◆ **SUPPLIED RECORDS**
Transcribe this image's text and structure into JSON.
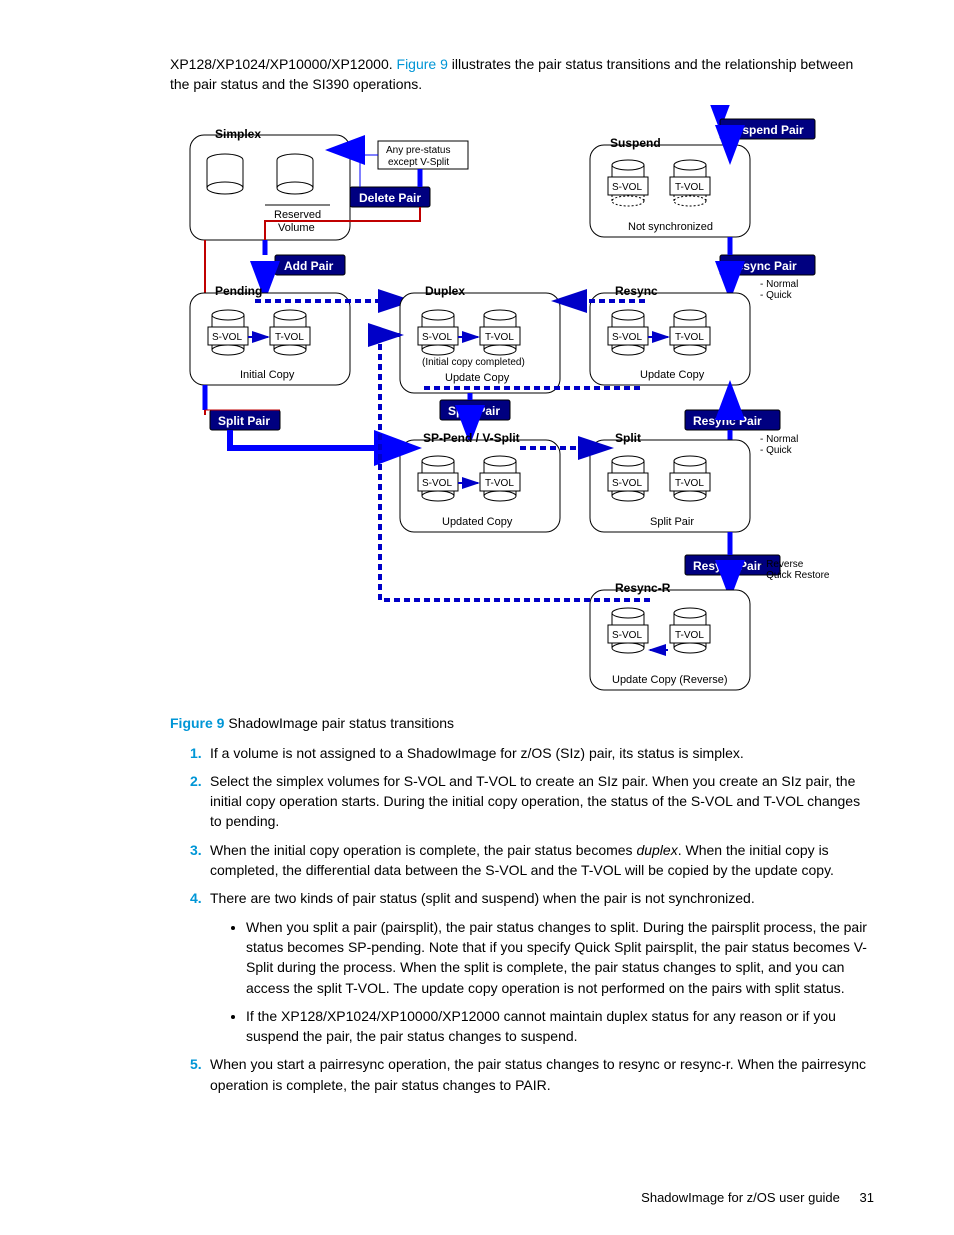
{
  "intro": {
    "prefix": "XP128/XP1024/XP10000/XP12000. ",
    "link": "Figure 9",
    "suffix": " illustrates the pair status transitions and the relationship between the pair status and the SI390 operations."
  },
  "figure": {
    "number": "Figure 9",
    "caption": " ShadowImage pair status transitions"
  },
  "diagram": {
    "buttons": {
      "suspend_pair": "Suspend Pair",
      "delete_pair": "Delete Pair",
      "add_pair": "Add Pair",
      "split_pair_left": "Split Pair",
      "split_pair_center": "Split Pair",
      "resync_pair_1": "Resync Pair",
      "resync_pair_2": "Resync Pair",
      "resync_pair_3": "Resync Pair"
    },
    "states": {
      "simplex": "Simplex",
      "suspend": "Suspend",
      "pending": "Pending",
      "duplex": "Duplex",
      "resync": "Resync",
      "sp_pend": "SP-Pend / V-Split",
      "split": "Split",
      "resync_r": "Resync-R"
    },
    "labels": {
      "any_pre_status": "Any pre-status",
      "except_vsplit": "except V-Split",
      "reserved": "Reserved",
      "volume": "Volume",
      "not_sync": "Not synchronized",
      "svol": "S-VOL",
      "tvol": "T-VOL",
      "initial_copy": "Initial Copy",
      "initial_copy_comp": "(Initial copy completed)",
      "update_copy": "Update Copy",
      "updated_copy": "Updated Copy",
      "split_pair_sub": "Split Pair",
      "update_copy_rev": "Update Copy (Reverse)",
      "normal": "- Normal",
      "quick": "- Quick",
      "reverse": "- Reverse",
      "quick_restore": "- Quick Restore"
    }
  },
  "steps": {
    "s1": "If a volume is not assigned to a ShadowImage for z/OS (SIz) pair, its status is simplex.",
    "s2": "Select the simplex volumes for S-VOL and T-VOL to create an SIz pair. When you create an SIz pair, the initial copy operation starts. During the initial copy operation, the status of the S-VOL and T-VOL changes to pending.",
    "s3a": "When the initial copy operation is complete, the pair status becomes ",
    "s3b": "duplex",
    "s3c": ". When the initial copy is completed, the differential data between the S-VOL and the T-VOL will be copied by the update copy.",
    "s4": "There are two kinds of pair status (split and suspend) when the pair is not synchronized.",
    "s4a": "When you split a pair (pairsplit), the pair status changes to split. During the pairsplit process, the pair status becomes SP-pending. Note that if you specify Quick Split pairsplit, the pair status becomes V-Split during the process. When the split is complete, the pair status changes to split, and you can access the split T-VOL. The update copy operation is not performed on the pairs with split status.",
    "s4b": "If the XP128/XP1024/XP10000/XP12000 cannot maintain duplex status for any reason or if you suspend the pair, the pair status changes to suspend.",
    "s5": "When you start a pairresync operation, the pair status changes to resync or resync-r. When the pairresync operation is complete, the pair status changes to PAIR."
  },
  "footer": {
    "title": "ShadowImage for z/OS user guide",
    "page": "31"
  }
}
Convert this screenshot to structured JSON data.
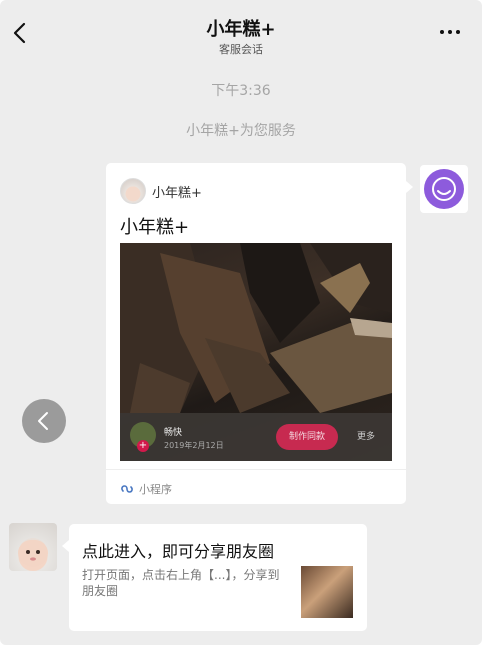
{
  "header": {
    "title": "小年糕+",
    "subtitle": "客服会话",
    "back_icon": "chevron-left-icon",
    "more_icon": "more-dots-icon"
  },
  "system": {
    "time": "下午3:36",
    "service_note": "小年糕+为您服务"
  },
  "card": {
    "app_name": "小年糕+",
    "title": "小年糕+",
    "user_name": "畅快",
    "date": "2019年2月12日",
    "make_button": "制作同款",
    "more_label": "更多",
    "footer_label": "小程序",
    "footer_icon": "miniprogram-icon"
  },
  "message": {
    "title": "点此进入，即可分享朋友圈",
    "desc": "打开页面，点击右上角【...】，分享到朋友圈"
  },
  "colors": {
    "background": "#ededed",
    "accent_purple": "#8d5bdc",
    "accent_red": "#c72a50"
  }
}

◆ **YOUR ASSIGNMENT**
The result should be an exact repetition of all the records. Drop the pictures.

◆ **ANSWER SPACE**
Transcribe this image's text and structure into JSON.
{
  "intro": {
    "prefix": "XP128/XP1024/XP10000/XP12000. ",
    "link": "Figure 9",
    "suffix": " illustrates the pair status transitions and the relationship between the pair status and the SI390 operations."
  },
  "figure": {
    "number": "Figure 9",
    "caption": " ShadowImage pair status transitions"
  },
  "diagram": {
    "buttons": {
      "suspend_pair": "Suspend Pair",
      "delete_pair": "Delete Pair",
      "add_pair": "Add Pair",
      "split_pair_left": "Split Pair",
      "split_pair_center": "Split Pair",
      "resync_pair_1": "Resync Pair",
      "resync_pair_2": "Resync Pair",
      "resync_pair_3": "Resync Pair"
    },
    "states": {
      "simplex": "Simplex",
      "suspend": "Suspend",
      "pending": "Pending",
      "duplex": "Duplex",
      "resync": "Resync",
      "sp_pend": "SP-Pend / V-Split",
      "split": "Split",
      "resync_r": "Resync-R"
    },
    "labels": {
      "any_pre_status": "Any pre-status",
      "except_vsplit": "except V-Split",
      "reserved": "Reserved",
      "volume": "Volume",
      "not_sync": "Not synchronized",
      "svol": "S-VOL",
      "tvol": "T-VOL",
      "initial_copy": "Initial Copy",
      "initial_copy_comp": "(Initial copy completed)",
      "update_copy": "Update Copy",
      "updated_copy": "Updated Copy",
      "split_pair_sub": "Split Pair",
      "update_copy_rev": "Update Copy (Reverse)",
      "normal": "- Normal",
      "quick": "- Quick",
      "reverse": "- Reverse",
      "quick_restore": "- Quick Restore"
    }
  },
  "steps": {
    "s1": "If a volume is not assigned to a ShadowImage for z/OS (SIz) pair, its status is simplex.",
    "s2": "Select the simplex volumes for S-VOL and T-VOL to create an SIz pair. When you create an SIz pair, the initial copy operation starts. During the initial copy operation, the status of the S-VOL and T-VOL changes to pending.",
    "s3a": "When the initial copy operation is complete, the pair status becomes ",
    "s3b": "duplex",
    "s3c": ". When the initial copy is completed, the differential data between the S-VOL and the T-VOL will be copied by the update copy.",
    "s4": "There are two kinds of pair status (split and suspend) when the pair is not synchronized.",
    "s4a": "When you split a pair (pairsplit), the pair status changes to split. During the pairsplit process, the pair status becomes SP-pending. Note that if you specify Quick Split pairsplit, the pair status becomes V-Split during the process. When the split is complete, the pair status changes to split, and you can access the split T-VOL. The update copy operation is not performed on the pairs with split status.",
    "s4b": "If the XP128/XP1024/XP10000/XP12000 cannot maintain duplex status for any reason or if you suspend the pair, the pair status changes to suspend.",
    "s5": "When you start a pairresync operation, the pair status changes to resync or resync-r. When the pairresync operation is complete, the pair status changes to PAIR."
  },
  "footer": {
    "title": "ShadowImage for z/OS user guide",
    "page": "31"
  }
}
Convert this screenshot to structured JSON data.
{
  "header": {
    "title": "小年糕+",
    "subtitle": "客服会话",
    "back_icon": "chevron-left-icon",
    "more_icon": "more-dots-icon"
  },
  "system": {
    "time": "下午3:36",
    "service_note": "小年糕+为您服务"
  },
  "card": {
    "app_name": "小年糕+",
    "title": "小年糕+",
    "user_name": "畅快",
    "date": "2019年2月12日",
    "make_button": "制作同款",
    "more_label": "更多",
    "footer_label": "小程序",
    "footer_icon": "miniprogram-icon"
  },
  "message": {
    "title": "点此进入，即可分享朋友圈",
    "desc": "打开页面，点击右上角【...】，分享到朋友圈"
  },
  "colors": {
    "background": "#ededed",
    "accent_purple": "#8d5bdc",
    "accent_red": "#c72a50"
  }
}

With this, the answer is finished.